__Task directions__. All entries below are to be reproduced precisely as they stand, without the pictures.
═════ Data supplied ═════
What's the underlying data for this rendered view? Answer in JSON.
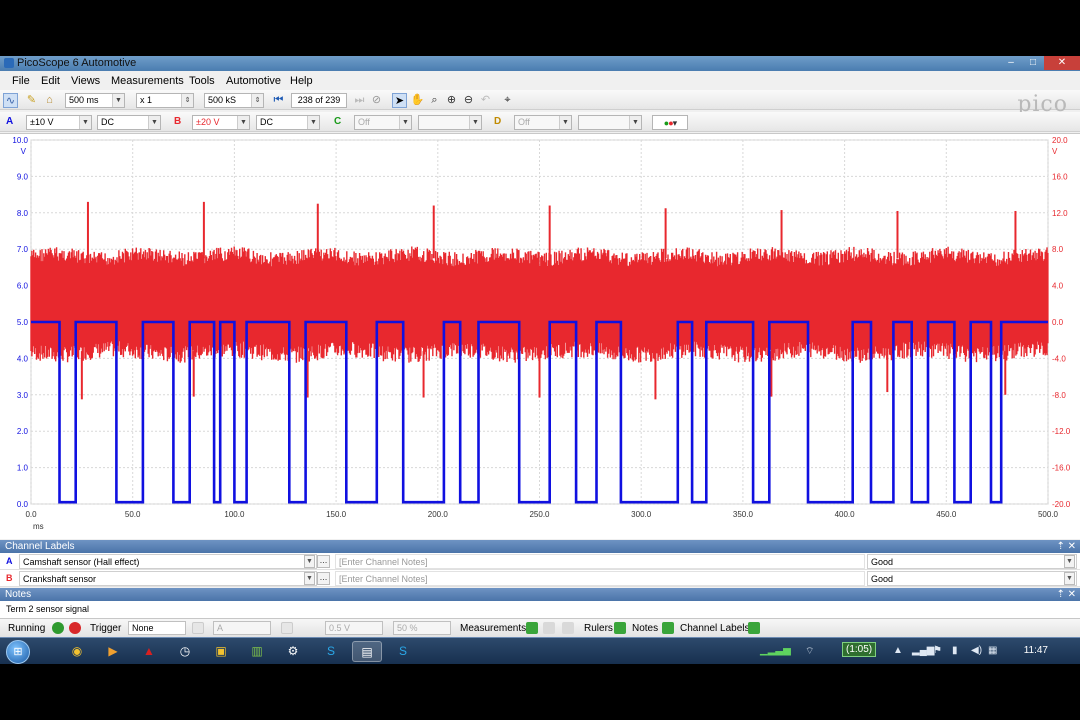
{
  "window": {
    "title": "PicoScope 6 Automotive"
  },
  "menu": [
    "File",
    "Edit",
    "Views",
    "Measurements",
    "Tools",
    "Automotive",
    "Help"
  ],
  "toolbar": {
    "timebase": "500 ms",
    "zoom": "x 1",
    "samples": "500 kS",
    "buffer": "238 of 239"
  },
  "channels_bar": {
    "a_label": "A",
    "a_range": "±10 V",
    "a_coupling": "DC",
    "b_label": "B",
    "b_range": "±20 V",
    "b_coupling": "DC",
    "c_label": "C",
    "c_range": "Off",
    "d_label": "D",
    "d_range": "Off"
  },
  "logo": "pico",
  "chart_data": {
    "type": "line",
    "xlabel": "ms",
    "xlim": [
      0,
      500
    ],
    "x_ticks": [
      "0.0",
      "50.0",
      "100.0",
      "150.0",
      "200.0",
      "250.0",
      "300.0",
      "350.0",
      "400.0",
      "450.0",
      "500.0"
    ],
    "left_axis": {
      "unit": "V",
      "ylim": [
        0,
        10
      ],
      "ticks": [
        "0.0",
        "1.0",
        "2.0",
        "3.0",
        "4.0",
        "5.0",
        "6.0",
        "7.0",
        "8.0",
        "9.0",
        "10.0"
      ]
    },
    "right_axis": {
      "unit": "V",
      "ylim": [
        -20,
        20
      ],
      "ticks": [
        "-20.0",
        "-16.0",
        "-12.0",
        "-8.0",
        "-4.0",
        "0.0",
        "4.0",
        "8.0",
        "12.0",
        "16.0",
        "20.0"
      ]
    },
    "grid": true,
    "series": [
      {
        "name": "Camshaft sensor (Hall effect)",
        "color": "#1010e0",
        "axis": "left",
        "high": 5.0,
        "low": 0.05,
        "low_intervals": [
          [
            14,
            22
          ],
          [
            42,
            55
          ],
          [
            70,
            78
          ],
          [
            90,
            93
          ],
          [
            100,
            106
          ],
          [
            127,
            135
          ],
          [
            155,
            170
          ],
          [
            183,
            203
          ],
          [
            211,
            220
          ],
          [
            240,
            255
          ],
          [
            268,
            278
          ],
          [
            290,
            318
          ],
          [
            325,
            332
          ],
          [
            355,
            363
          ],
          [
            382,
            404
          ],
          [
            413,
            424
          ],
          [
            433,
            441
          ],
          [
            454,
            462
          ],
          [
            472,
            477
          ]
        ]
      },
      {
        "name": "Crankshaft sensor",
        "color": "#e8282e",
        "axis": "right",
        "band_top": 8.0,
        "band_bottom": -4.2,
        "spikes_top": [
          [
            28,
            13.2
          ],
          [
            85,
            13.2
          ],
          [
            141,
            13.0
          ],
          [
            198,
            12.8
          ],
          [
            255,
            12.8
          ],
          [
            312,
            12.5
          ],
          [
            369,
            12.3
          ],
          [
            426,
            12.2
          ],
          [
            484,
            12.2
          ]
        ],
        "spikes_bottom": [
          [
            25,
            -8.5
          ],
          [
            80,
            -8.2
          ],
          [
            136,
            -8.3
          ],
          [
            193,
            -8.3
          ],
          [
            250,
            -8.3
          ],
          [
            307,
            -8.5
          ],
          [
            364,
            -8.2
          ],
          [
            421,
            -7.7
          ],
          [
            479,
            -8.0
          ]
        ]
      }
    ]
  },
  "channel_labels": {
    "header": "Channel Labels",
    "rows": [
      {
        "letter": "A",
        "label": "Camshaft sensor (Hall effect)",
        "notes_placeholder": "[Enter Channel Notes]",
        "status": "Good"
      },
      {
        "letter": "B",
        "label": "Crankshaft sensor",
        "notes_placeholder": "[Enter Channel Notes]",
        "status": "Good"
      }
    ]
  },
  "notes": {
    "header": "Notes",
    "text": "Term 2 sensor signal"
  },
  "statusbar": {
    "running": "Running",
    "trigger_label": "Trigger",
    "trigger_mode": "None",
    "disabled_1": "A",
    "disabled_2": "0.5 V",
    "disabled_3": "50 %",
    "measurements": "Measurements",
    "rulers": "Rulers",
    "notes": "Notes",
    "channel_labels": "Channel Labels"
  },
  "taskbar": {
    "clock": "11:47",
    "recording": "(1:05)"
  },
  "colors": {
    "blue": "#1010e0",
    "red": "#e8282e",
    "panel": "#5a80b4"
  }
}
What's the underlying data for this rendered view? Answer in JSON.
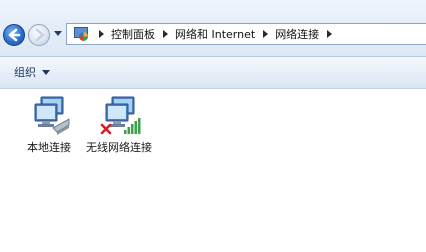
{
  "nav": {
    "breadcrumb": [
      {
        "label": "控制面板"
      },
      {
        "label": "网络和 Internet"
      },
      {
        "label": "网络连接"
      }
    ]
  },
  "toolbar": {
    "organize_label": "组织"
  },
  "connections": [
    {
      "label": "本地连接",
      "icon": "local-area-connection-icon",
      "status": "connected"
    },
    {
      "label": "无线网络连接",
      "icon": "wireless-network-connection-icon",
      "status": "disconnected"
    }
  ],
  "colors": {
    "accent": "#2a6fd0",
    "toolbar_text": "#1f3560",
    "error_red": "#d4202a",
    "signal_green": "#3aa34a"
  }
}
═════
__Result of the task__.
What's the underlying data for this rendered view? Answer in JSON.
{
  "window": {
    "title": "PicoScope 6 Automotive"
  },
  "menu": [
    "File",
    "Edit",
    "Views",
    "Measurements",
    "Tools",
    "Automotive",
    "Help"
  ],
  "toolbar": {
    "timebase": "500 ms",
    "zoom": "x 1",
    "samples": "500 kS",
    "buffer": "238 of 239"
  },
  "channels_bar": {
    "a_label": "A",
    "a_range": "±10 V",
    "a_coupling": "DC",
    "b_label": "B",
    "b_range": "±20 V",
    "b_coupling": "DC",
    "c_label": "C",
    "c_range": "Off",
    "d_label": "D",
    "d_range": "Off"
  },
  "logo": "pico",
  "chart_data": {
    "type": "line",
    "xlabel": "ms",
    "xlim": [
      0,
      500
    ],
    "x_ticks": [
      "0.0",
      "50.0",
      "100.0",
      "150.0",
      "200.0",
      "250.0",
      "300.0",
      "350.0",
      "400.0",
      "450.0",
      "500.0"
    ],
    "left_axis": {
      "unit": "V",
      "ylim": [
        0,
        10
      ],
      "ticks": [
        "0.0",
        "1.0",
        "2.0",
        "3.0",
        "4.0",
        "5.0",
        "6.0",
        "7.0",
        "8.0",
        "9.0",
        "10.0"
      ]
    },
    "right_axis": {
      "unit": "V",
      "ylim": [
        -20,
        20
      ],
      "ticks": [
        "-20.0",
        "-16.0",
        "-12.0",
        "-8.0",
        "-4.0",
        "0.0",
        "4.0",
        "8.0",
        "12.0",
        "16.0",
        "20.0"
      ]
    },
    "grid": true,
    "series": [
      {
        "name": "Camshaft sensor (Hall effect)",
        "color": "#1010e0",
        "axis": "left",
        "high": 5.0,
        "low": 0.05,
        "low_intervals": [
          [
            14,
            22
          ],
          [
            42,
            55
          ],
          [
            70,
            78
          ],
          [
            90,
            93
          ],
          [
            100,
            106
          ],
          [
            127,
            135
          ],
          [
            155,
            170
          ],
          [
            183,
            203
          ],
          [
            211,
            220
          ],
          [
            240,
            255
          ],
          [
            268,
            278
          ],
          [
            290,
            318
          ],
          [
            325,
            332
          ],
          [
            355,
            363
          ],
          [
            382,
            404
          ],
          [
            413,
            424
          ],
          [
            433,
            441
          ],
          [
            454,
            462
          ],
          [
            472,
            477
          ]
        ]
      },
      {
        "name": "Crankshaft sensor",
        "color": "#e8282e",
        "axis": "right",
        "band_top": 8.0,
        "band_bottom": -4.2,
        "spikes_top": [
          [
            28,
            13.2
          ],
          [
            85,
            13.2
          ],
          [
            141,
            13.0
          ],
          [
            198,
            12.8
          ],
          [
            255,
            12.8
          ],
          [
            312,
            12.5
          ],
          [
            369,
            12.3
          ],
          [
            426,
            12.2
          ],
          [
            484,
            12.2
          ]
        ],
        "spikes_bottom": [
          [
            25,
            -8.5
          ],
          [
            80,
            -8.2
          ],
          [
            136,
            -8.3
          ],
          [
            193,
            -8.3
          ],
          [
            250,
            -8.3
          ],
          [
            307,
            -8.5
          ],
          [
            364,
            -8.2
          ],
          [
            421,
            -7.7
          ],
          [
            479,
            -8.0
          ]
        ]
      }
    ]
  },
  "channel_labels": {
    "header": "Channel Labels",
    "rows": [
      {
        "letter": "A",
        "label": "Camshaft sensor (Hall effect)",
        "notes_placeholder": "[Enter Channel Notes]",
        "status": "Good"
      },
      {
        "letter": "B",
        "label": "Crankshaft sensor",
        "notes_placeholder": "[Enter Channel Notes]",
        "status": "Good"
      }
    ]
  },
  "notes": {
    "header": "Notes",
    "text": "Term 2 sensor signal"
  },
  "statusbar": {
    "running": "Running",
    "trigger_label": "Trigger",
    "trigger_mode": "None",
    "disabled_1": "A",
    "disabled_2": "0.5 V",
    "disabled_3": "50 %",
    "measurements": "Measurements",
    "rulers": "Rulers",
    "notes": "Notes",
    "channel_labels": "Channel Labels"
  },
  "taskbar": {
    "clock": "11:47",
    "recording": "(1:05)"
  },
  "colors": {
    "blue": "#1010e0",
    "red": "#e8282e",
    "panel": "#5a80b4"
  }
}
What's the underlying data for this rendered view? Answer in JSON.
{
  "nav": {
    "breadcrumb": [
      {
        "label": "控制面板"
      },
      {
        "label": "网络和 Internet"
      },
      {
        "label": "网络连接"
      }
    ]
  },
  "toolbar": {
    "organize_label": "组织"
  },
  "connections": [
    {
      "label": "本地连接",
      "icon": "local-area-connection-icon",
      "status": "connected"
    },
    {
      "label": "无线网络连接",
      "icon": "wireless-network-connection-icon",
      "status": "disconnected"
    }
  ],
  "colors": {
    "accent": "#2a6fd0",
    "toolbar_text": "#1f3560",
    "error_red": "#d4202a",
    "signal_green": "#3aa34a"
  }
}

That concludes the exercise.